__Exercise directions__. Pictures aside, each record should be reproduced exactly.

=-=-=

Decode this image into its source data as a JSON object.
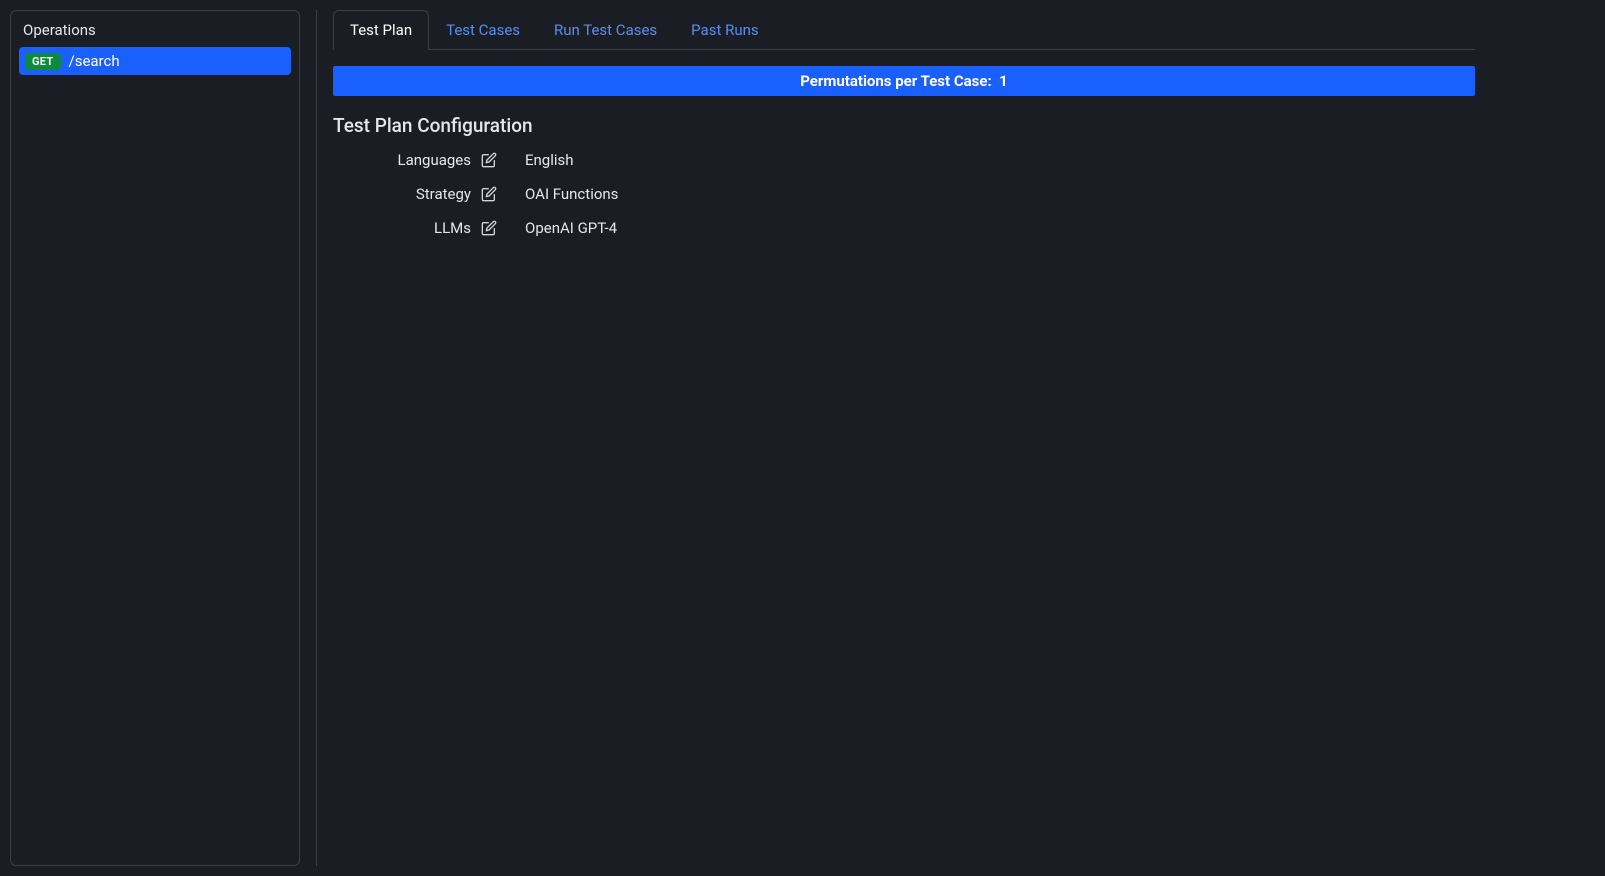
{
  "sidebar": {
    "title": "Operations",
    "operations": [
      {
        "method": "GET",
        "path": "/search"
      }
    ]
  },
  "tabs": [
    {
      "label": "Test Plan",
      "active": true
    },
    {
      "label": "Test Cases",
      "active": false
    },
    {
      "label": "Run Test Cases",
      "active": false
    },
    {
      "label": "Past Runs",
      "active": false
    }
  ],
  "permutations": {
    "label": "Permutations per Test Case:",
    "value": "1"
  },
  "config": {
    "title": "Test Plan Configuration",
    "rows": [
      {
        "label": "Languages",
        "value": "English"
      },
      {
        "label": "Strategy",
        "value": "OAI Functions"
      },
      {
        "label": "LLMs",
        "value": "OpenAI GPT-4"
      }
    ]
  }
}
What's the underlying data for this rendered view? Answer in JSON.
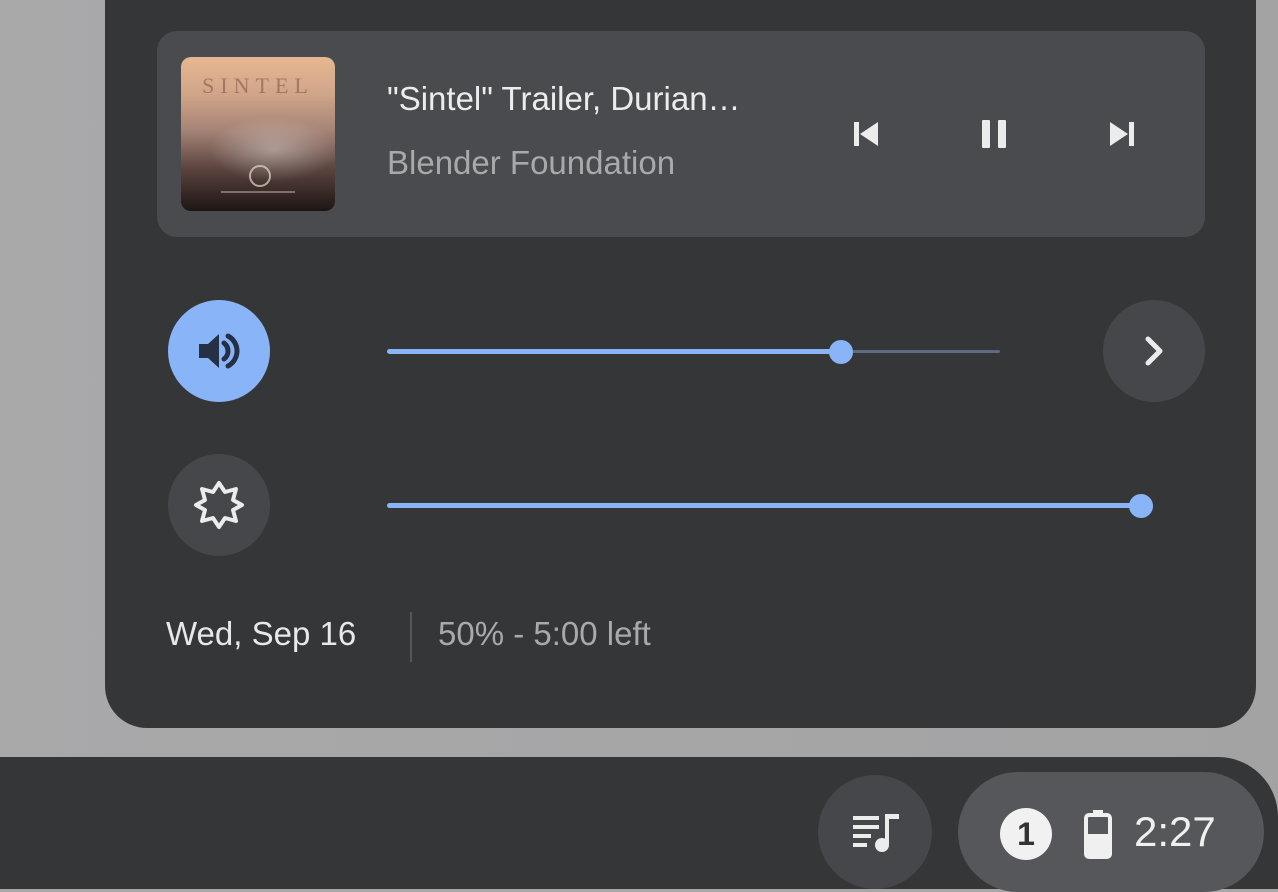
{
  "colors": {
    "accent": "#8ab4f8",
    "panel_background": "#353638",
    "card_background": "#4a4b4e",
    "primary_text": "#ececec",
    "secondary_text": "#a8a9ab"
  },
  "media": {
    "title": "\"Sintel\" Trailer, Durian…",
    "artist": "Blender Foundation",
    "artwork_text": "SINTEL",
    "controls": [
      {
        "name": "previous-track",
        "icon": "skip-previous-icon"
      },
      {
        "name": "pause",
        "icon": "pause-icon"
      },
      {
        "name": "next-track",
        "icon": "skip-next-icon"
      }
    ]
  },
  "sliders": {
    "volume": {
      "icon": "volume-icon",
      "level_fraction": 0.74,
      "active": true
    },
    "brightness": {
      "icon": "brightness-icon",
      "level_fraction": 1.0
    }
  },
  "audio_settings_icon": "chevron-right-icon",
  "status": {
    "date": "Wed, Sep 16",
    "battery": "50% - 5:00 left"
  },
  "shelf": {
    "media_icon": "playlist-music-icon",
    "notification_count": "1",
    "battery_icon": "battery-icon",
    "time": "2:27"
  }
}
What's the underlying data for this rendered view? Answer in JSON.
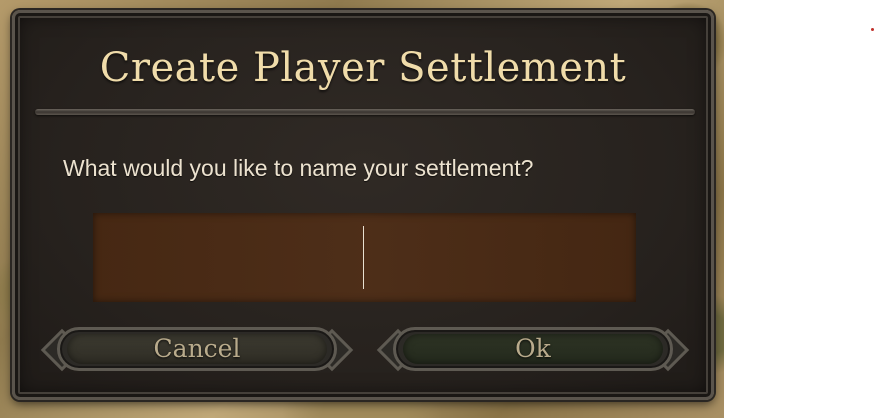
{
  "dialog": {
    "title": "Create Player Settlement",
    "prompt": "What would you like to name your settlement?",
    "name_input": {
      "value": "",
      "placeholder": ""
    },
    "buttons": {
      "cancel_label": "Cancel",
      "ok_label": "Ok"
    }
  },
  "colors": {
    "title_text": "#f0dcaa",
    "prompt_text": "#ece2cf",
    "input_bg": "#4a2a14",
    "button_text": "#b9ab8c",
    "dialog_bg": "#27221e"
  }
}
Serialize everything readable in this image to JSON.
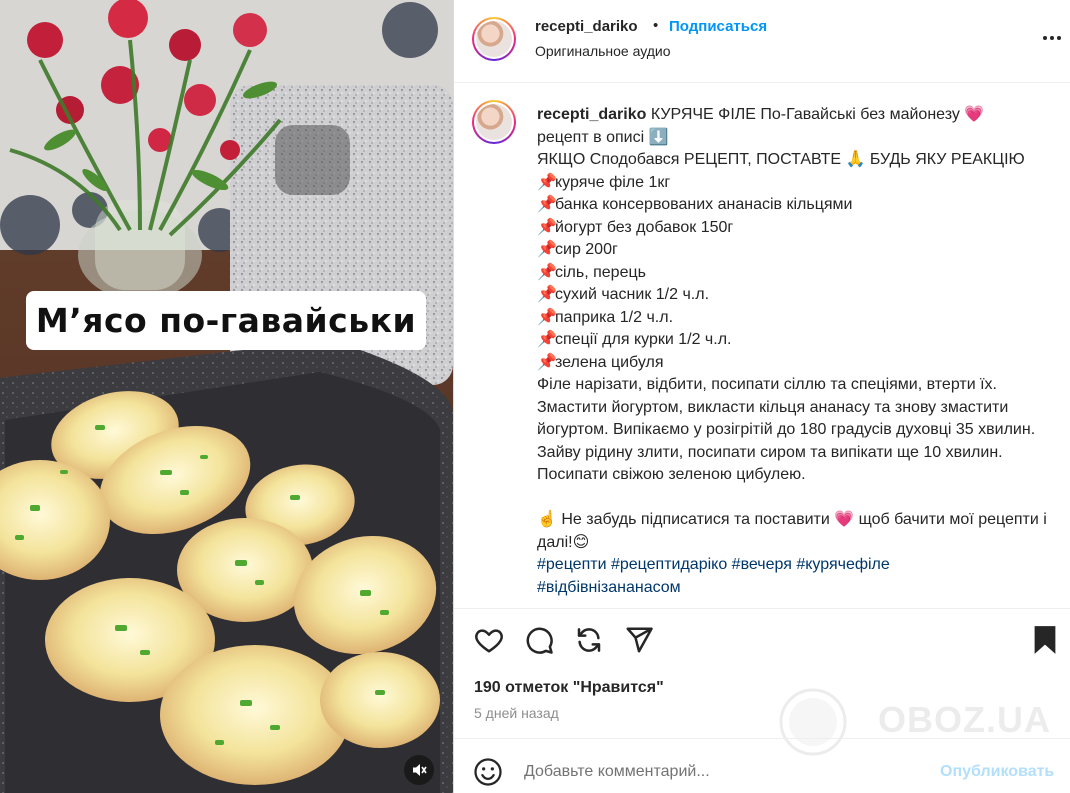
{
  "media": {
    "overlay_title": "М’ясо по-гавайськи"
  },
  "header": {
    "username": "recepti_dariko",
    "separator": "•",
    "follow_label": "Подписаться",
    "audio_label": "Оригинальное аудио"
  },
  "caption": {
    "username": "recepti_dariko",
    "title_line": "КУРЯЧЕ ФІЛЕ По-Гавайські без майонезу 💗",
    "line2": "рецепт в описі ⬇️",
    "line3": "ЯКЩО Сподобався РЕЦЕПТ, ПОСТАВТЕ 🙏 БУДЬ ЯКУ РЕАКЦІЮ",
    "ingredients": [
      "куряче філе 1кг",
      "банка консервованих ананасів кільцями",
      "йогурт без добавок 150г",
      "сир 200г",
      "сіль, перець",
      "сухий часник 1/2 ч.л.",
      "паприка 1/2 ч.л.",
      "спеції для курки 1/2 ч.л.",
      "зелена цибуля"
    ],
    "ingredient_icon": "📌",
    "instructions": "Філе нарізати, відбити, посипати сіллю та спеціями, втерти їх. Змастити йогуртом, викласти кільця ананасу та знову змастити йогуртом. Випікаємо у розігрітій до 180 градусів духовці 35 хвилин. Зайву рідину злити, посипати сиром та випікати ще 10 хвилин. Посипати свіжою зеленою цибулею.",
    "outro": "☝️ Не забудь підписатися та поставити 💗 щоб бачити мої рецепти і далі!😊",
    "hashtags_line1": "#рецепти #рецептидаріко #вечеря #курячефіле",
    "hashtags_line2": "#відбівнізананасом"
  },
  "stats": {
    "likes": "190 отметок \"Нравится\"",
    "date": "5 дней назад"
  },
  "comment": {
    "placeholder": "Добавьте комментарий...",
    "post_label": "Опубликовать"
  },
  "watermark": {
    "text": "OBOZ.UA"
  },
  "icons": [
    "heart-icon",
    "comment-icon",
    "share-icon",
    "send-icon",
    "bookmark-icon",
    "more-icon",
    "emoji-icon",
    "mute-icon"
  ],
  "colors": {
    "link_blue": "#0095f6",
    "hashtag_blue": "#00376b",
    "post_disabled": "#b2dffc",
    "text": "#262626",
    "muted": "#8e8e8e"
  }
}
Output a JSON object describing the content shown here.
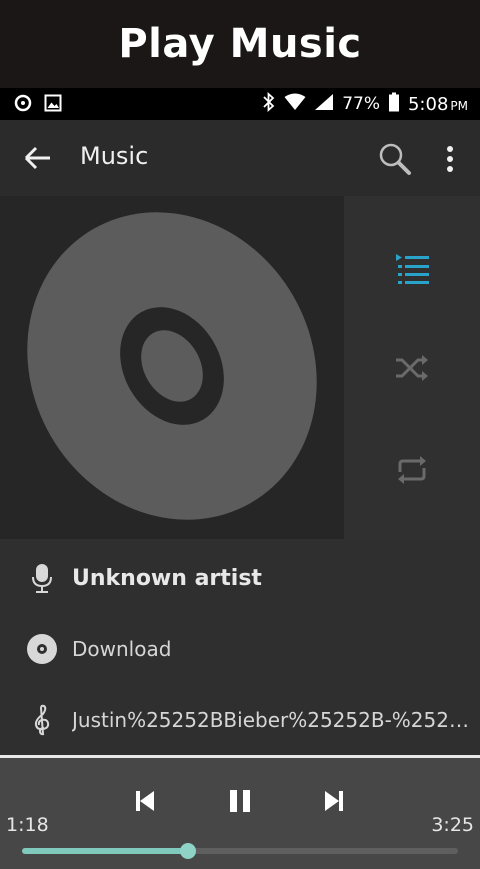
{
  "banner": {
    "title": "Play Music"
  },
  "statusbar": {
    "battery": "77%",
    "time": "5:08",
    "ampm": "PM"
  },
  "appbar": {
    "title": "Music"
  },
  "track_info": {
    "artist": "Unknown artist",
    "album": "Download",
    "title": "Justin%25252BBieber%25252B-%25252B…"
  },
  "player": {
    "elapsed": "1:18",
    "duration": "3:25",
    "progress_fraction": 0.38
  },
  "colors": {
    "accent": "#29a3c9",
    "progress": "#7fc9bd",
    "control_bar": "#474747"
  }
}
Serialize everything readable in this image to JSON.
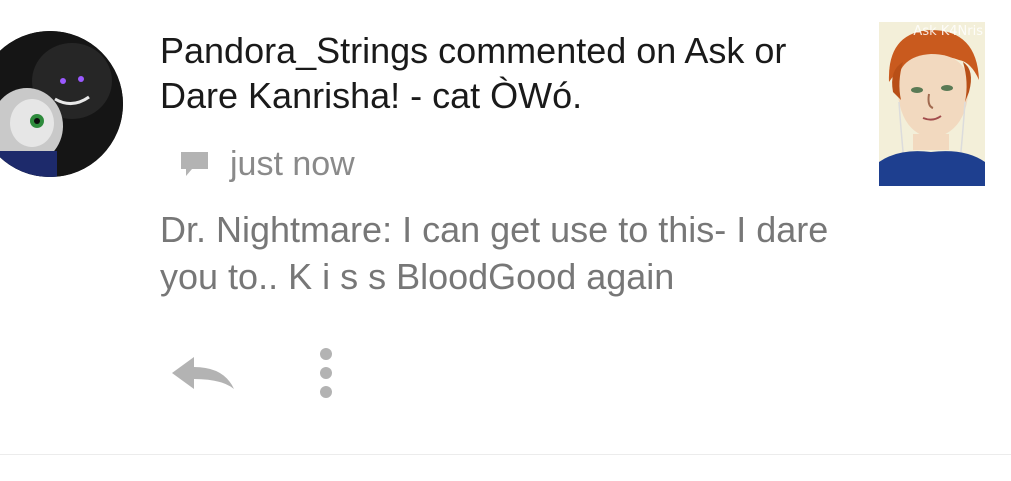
{
  "notification": {
    "title": "Pandora_Strings commented on Ask or Dare Kanrisha! - cat ÒWó.",
    "timestamp": "just now",
    "comment_text": "Dr. Nightmare: I can get use to this- I dare you to.. K i s s BloodGood again",
    "thumbnail_watermark": "Ask K4Nris",
    "icons": {
      "comment": "comment-bubble-icon",
      "reply": "reply-arrow-icon",
      "more": "more-vertical-icon"
    },
    "colors": {
      "title": "#1a1a1a",
      "meta": "#8a8a8a",
      "body": "#777777",
      "icons": "#b3b3b3"
    }
  }
}
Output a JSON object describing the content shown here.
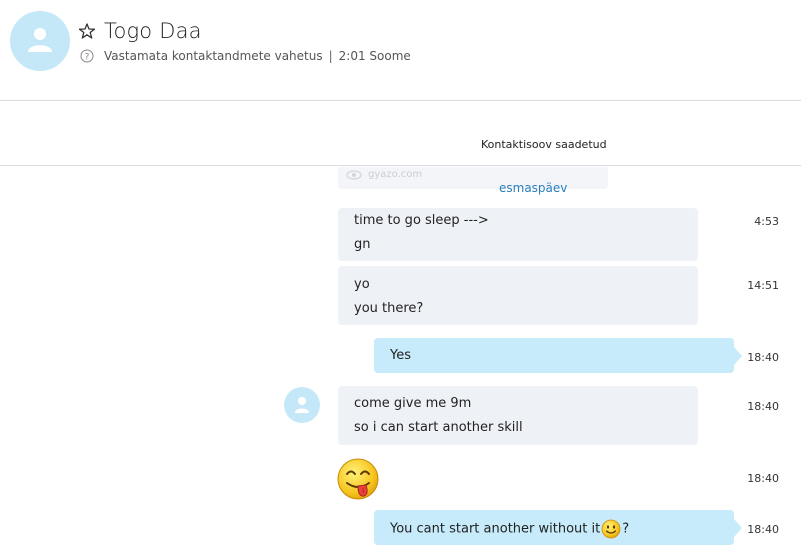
{
  "contact": {
    "name": "Togo Daa",
    "status": "Vastamata kontaktandmete vahetus",
    "separator": "|",
    "local_time": "2:01 Soome"
  },
  "request_bar": {
    "text": "Kontaktisoov saadetud"
  },
  "faded_preview": {
    "text": "gyazo.com"
  },
  "day_separator": "esmaspäev",
  "messages": [
    {
      "direction": "in",
      "lines": [
        "time to go sleep --->",
        "gn"
      ],
      "time": "4:53"
    },
    {
      "direction": "in",
      "lines": [
        "yo",
        "you there?"
      ],
      "time": "14:51"
    },
    {
      "direction": "out",
      "lines": [
        "Yes"
      ],
      "time": "18:40"
    },
    {
      "direction": "in",
      "lines": [
        "come give me 9m",
        "so i can start another skill"
      ],
      "time": "18:40"
    },
    {
      "direction": "in",
      "emoji": "tongue-out-emoji",
      "time": "18:40"
    },
    {
      "direction": "out",
      "text_before": "You cant start another without it",
      "emoji": "smile-emoji",
      "text_after": "?",
      "time": "18:40"
    }
  ],
  "colors": {
    "avatar_bg": "#c4e8f8",
    "incoming_bubble": "#eef1f5",
    "outgoing_bubble": "#c7ebfb",
    "day_separator": "#2a7fbf"
  }
}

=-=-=

__Response area__.
Decode this image into its source data as a JSON object.
{
  "sidebar": {
    "title": "Operations",
    "operations": [
      {
        "method": "GET",
        "path": "/search"
      }
    ]
  },
  "tabs": [
    {
      "label": "Test Plan",
      "active": true
    },
    {
      "label": "Test Cases",
      "active": false
    },
    {
      "label": "Run Test Cases",
      "active": false
    },
    {
      "label": "Past Runs",
      "active": false
    }
  ],
  "permutations": {
    "label": "Permutations per Test Case:",
    "value": "1"
  },
  "config": {
    "title": "Test Plan Configuration",
    "rows": [
      {
        "label": "Languages",
        "value": "English"
      },
      {
        "label": "Strategy",
        "value": "OAI Functions"
      },
      {
        "label": "LLMs",
        "value": "OpenAI GPT-4"
      }
    ]
  }
}
What's the underlying data for this rendered view? Answer in JSON.
{
  "colors": {
    "accent": "#8ab4f8",
    "panel_background": "#353638",
    "card_background": "#4a4b4e",
    "primary_text": "#ececec",
    "secondary_text": "#a8a9ab"
  },
  "media": {
    "title": "\"Sintel\" Trailer, Durian…",
    "artist": "Blender Foundation",
    "artwork_text": "SINTEL",
    "controls": [
      {
        "name": "previous-track",
        "icon": "skip-previous-icon"
      },
      {
        "name": "pause",
        "icon": "pause-icon"
      },
      {
        "name": "next-track",
        "icon": "skip-next-icon"
      }
    ]
  },
  "sliders": {
    "volume": {
      "icon": "volume-icon",
      "level_fraction": 0.74,
      "active": true
    },
    "brightness": {
      "icon": "brightness-icon",
      "level_fraction": 1.0
    }
  },
  "audio_settings_icon": "chevron-right-icon",
  "status": {
    "date": "Wed, Sep 16",
    "battery": "50% - 5:00 left"
  },
  "shelf": {
    "media_icon": "playlist-music-icon",
    "notification_count": "1",
    "battery_icon": "battery-icon",
    "time": "2:27"
  }
}
What's the underlying data for this rendered view? Answer in JSON.
{
  "dialog": {
    "title": "Create Player Settlement",
    "prompt": "What would you like to name your settlement?",
    "name_input": {
      "value": "",
      "placeholder": ""
    },
    "buttons": {
      "cancel_label": "Cancel",
      "ok_label": "Ok"
    }
  },
  "colors": {
    "title_text": "#f0dcaa",
    "prompt_text": "#ece2cf",
    "input_bg": "#4a2a14",
    "button_text": "#b9ab8c",
    "dialog_bg": "#27221e"
  }
}
Serialize everything readable in this image to JSON.
{
  "media": {
    "overlay_title": "М’ясо по-гавайськи"
  },
  "header": {
    "username": "recepti_dariko",
    "separator": "•",
    "follow_label": "Подписаться",
    "audio_label": "Оригинальное аудио"
  },
  "caption": {
    "username": "recepti_dariko",
    "title_line": "КУРЯЧЕ ФІЛЕ По-Гавайські без майонезу 💗",
    "line2": "рецепт в описі ⬇️",
    "line3": "ЯКЩО Сподобався РЕЦЕПТ, ПОСТАВТЕ 🙏 БУДЬ ЯКУ РЕАКЦІЮ",
    "ingredients": [
      "куряче філе 1кг",
      "банка консервованих ананасів кільцями",
      "йогурт без добавок 150г",
      "сир 200г",
      "сіль, перець",
      "сухий часник 1/2 ч.л.",
      "паприка 1/2 ч.л.",
      "спеції для курки 1/2 ч.л.",
      "зелена цибуля"
    ],
    "ingredient_icon": "📌",
    "instructions": "Філе нарізати, відбити, посипати сіллю та спеціями, втерти їх. Змастити йогуртом, викласти кільця ананасу та знову змастити йогуртом. Випікаємо у розігрітій до 180 градусів духовці 35 хвилин. Зайву рідину злити, посипати сиром та випікати ще 10 хвилин. Посипати свіжою зеленою цибулею.",
    "outro": "☝️ Не забудь підписатися та поставити 💗 щоб бачити мої рецепти і далі!😊",
    "hashtags_line1": "#рецепти #рецептидаріко #вечеря #курячефіле",
    "hashtags_line2": "#відбівнізананасом"
  },
  "stats": {
    "likes": "190 отметок \"Нравится\"",
    "date": "5 дней назад"
  },
  "comment": {
    "placeholder": "Добавьте комментарий...",
    "post_label": "Опубликовать"
  },
  "watermark": {
    "text": "OBOZ.UA"
  },
  "icons": [
    "heart-icon",
    "comment-icon",
    "share-icon",
    "send-icon",
    "bookmark-icon",
    "more-icon",
    "emoji-icon",
    "mute-icon"
  ],
  "colors": {
    "link_blue": "#0095f6",
    "hashtag_blue": "#00376b",
    "post_disabled": "#b2dffc",
    "text": "#262626",
    "muted": "#8e8e8e"
  }
}
Output a JSON object describing the content shown here.
{
  "banner": {
    "title": "Play Music"
  },
  "statusbar": {
    "battery": "77%",
    "time": "5:08",
    "ampm": "PM"
  },
  "appbar": {
    "title": "Music"
  },
  "track_info": {
    "artist": "Unknown artist",
    "album": "Download",
    "title": "Justin%25252BBieber%25252B-%25252B…"
  },
  "player": {
    "elapsed": "1:18",
    "duration": "3:25",
    "progress_fraction": 0.38
  },
  "colors": {
    "accent": "#29a3c9",
    "progress": "#7fc9bd",
    "control_bar": "#474747"
  }
}
Serialize everything readable in this image to JSON.
{
  "notification": {
    "title": "Pandora_Strings commented on Ask or Dare Kanrisha! - cat ÒWó.",
    "timestamp": "just now",
    "comment_text": "Dr. Nightmare: I can get use to this- I dare you to.. K i s s BloodGood again",
    "thumbnail_watermark": "Ask K4Nris",
    "icons": {
      "comment": "comment-bubble-icon",
      "reply": "reply-arrow-icon",
      "more": "more-vertical-icon"
    },
    "colors": {
      "title": "#1a1a1a",
      "meta": "#8a8a8a",
      "body": "#777777",
      "icons": "#b3b3b3"
    }
  }
}
Output a JSON object describing the content shown here.
{
  "contact": {
    "name": "Togo Daa",
    "status": "Vastamata kontaktandmete vahetus",
    "separator": "|",
    "local_time": "2:01 Soome"
  },
  "request_bar": {
    "text": "Kontaktisoov saadetud"
  },
  "faded_preview": {
    "text": "gyazo.com"
  },
  "day_separator": "esmaspäev",
  "messages": [
    {
      "direction": "in",
      "lines": [
        "time to go sleep --->",
        "gn"
      ],
      "time": "4:53"
    },
    {
      "direction": "in",
      "lines": [
        "yo",
        "you there?"
      ],
      "time": "14:51"
    },
    {
      "direction": "out",
      "lines": [
        "Yes"
      ],
      "time": "18:40"
    },
    {
      "direction": "in",
      "lines": [
        "come give me 9m",
        "so i can start another skill"
      ],
      "time": "18:40"
    },
    {
      "direction": "in",
      "emoji": "tongue-out-emoji",
      "time": "18:40"
    },
    {
      "direction": "out",
      "text_before": "You cant start another without it",
      "emoji": "smile-emoji",
      "text_after": "?",
      "time": "18:40"
    }
  ],
  "colors": {
    "avatar_bg": "#c4e8f8",
    "incoming_bubble": "#eef1f5",
    "outgoing_bubble": "#c7ebfb",
    "day_separator": "#2a7fbf"
  }
}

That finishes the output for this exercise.